Mayer’s use of the superlative is not because Sakahan – Algonquin for “lighting a fire” – contains the most artifacts of any exhibition the NGC has mounted in its almost 135-year history. It’s because of “its sheer sprawl” within the Ottawa gallery, outside its walls and in other institutions in the Ottawa-Gatineau region including the Carleton University Art Gallery, Galerie SAW, the Ottawa Art Gallery and the Art Centre at Aboriginal Affairs and Northern Development.
“Really, it’s too big to tour,” Mayer said Wednesday at a media conference in Toronto, adding that Sakahan also will rank as the largest single exhibition of contemporary indigenous art anywhere. “If we were to tour it, it would be much, much smaller. We really want people to experience the whole thing, the sheer size of it, in Ottawa.”
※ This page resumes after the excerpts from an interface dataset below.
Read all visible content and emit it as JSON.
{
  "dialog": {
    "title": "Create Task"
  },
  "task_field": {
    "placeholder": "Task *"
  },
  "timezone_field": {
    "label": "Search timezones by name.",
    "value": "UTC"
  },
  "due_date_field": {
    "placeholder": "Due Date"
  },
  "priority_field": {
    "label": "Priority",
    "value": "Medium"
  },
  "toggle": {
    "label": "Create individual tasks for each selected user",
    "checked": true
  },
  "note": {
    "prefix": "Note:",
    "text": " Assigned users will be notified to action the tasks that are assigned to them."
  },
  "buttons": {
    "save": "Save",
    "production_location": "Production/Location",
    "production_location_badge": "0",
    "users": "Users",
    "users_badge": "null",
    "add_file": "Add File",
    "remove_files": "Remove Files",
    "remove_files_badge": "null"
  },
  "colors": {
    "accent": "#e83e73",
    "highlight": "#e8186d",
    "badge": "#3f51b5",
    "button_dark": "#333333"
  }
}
Running May 17 through Sept. 2, the exhibition is a decided departure from the fare the NGC has usually presented as its summer showcase. Previously, the gallery has highlighted European and U.S. art and artists: Last year’s presentation was titled Van Gogh: Up Close; in 2011 it was Caravaggio and His Followers in Rome; in 2010, Pop Life: Art in a Material World. Sakahan represents the NGC’s attempt to ride what Greg Hill, the gallery’s curator of indigenous art, on Wednesday called the “gaining momentum” of awareness of, and appreciation for, aboriginal art here and abroad among curators, institutions and collectors. Today indigenous creators such as Brian Jungen, Kent Monkman, Shuvinai Ashoona, Annie Pootoogook and Rebecca Belmore – all of whom will have works in Sakahan – are among Canada’s most popular artists and, indeed, were chosen as participants at Oh, Canada, the mammoth survey of Canadian art currently at the Massachusetts Museum of Contemporary Art through April 1.
Besides the Canadian contingent, indigenous artists from the United States, Mexico, New Zealand and Finland will be featured at the NGC, along with representatives from Finland, Australia, Colombia, Taiwan, Japan, Norway, the Dominican Republic, Denmark and Greenland.
Encouragingly, Sakahan will not be a one-off. Mayer said the NGC plans to do a survey of international contemporary indigenous art every five years. While future iterations may not be held in the summer, “We thought it best for the first one at least that it have the best shot at the largest possible audience.”
The 2013 exhibition, three years in the making, will feature what NGC associate curator of indigenous art Christine Lalonde calls “a wild diversity of media” – video, painting, sculpture, masks, photographs, drawings, mixed-media works, found objects and installations (including Jimmie Durham’s Calm Again, an honest-to-gosh small airplane crushed in two by a large boulder). But the art, she said, won’t be organized so much around themes as “resonances and overlays” – how contemporary artists address traditional history, reconnecting with a sense of place, the interaction of the political with the personal, “what it means to be indigenous in contemporary reality.”
Several new and collaborative works are being prepared for the exhibition, including Seneca artist Marie Watt’s Blanket Stories: Seven Generations, Adawe and Hearth. Watt is inviting members of the public to donate blankets to the NGC by March 3 and asking that each blanket be accompanied by a story related to its significance. The blankets will be folded and stacked in seven tall “welcoming poles” at the exhibition’s entrance. (The word “Ottawa” comes from the Algonquian adawe, meaning to trade.)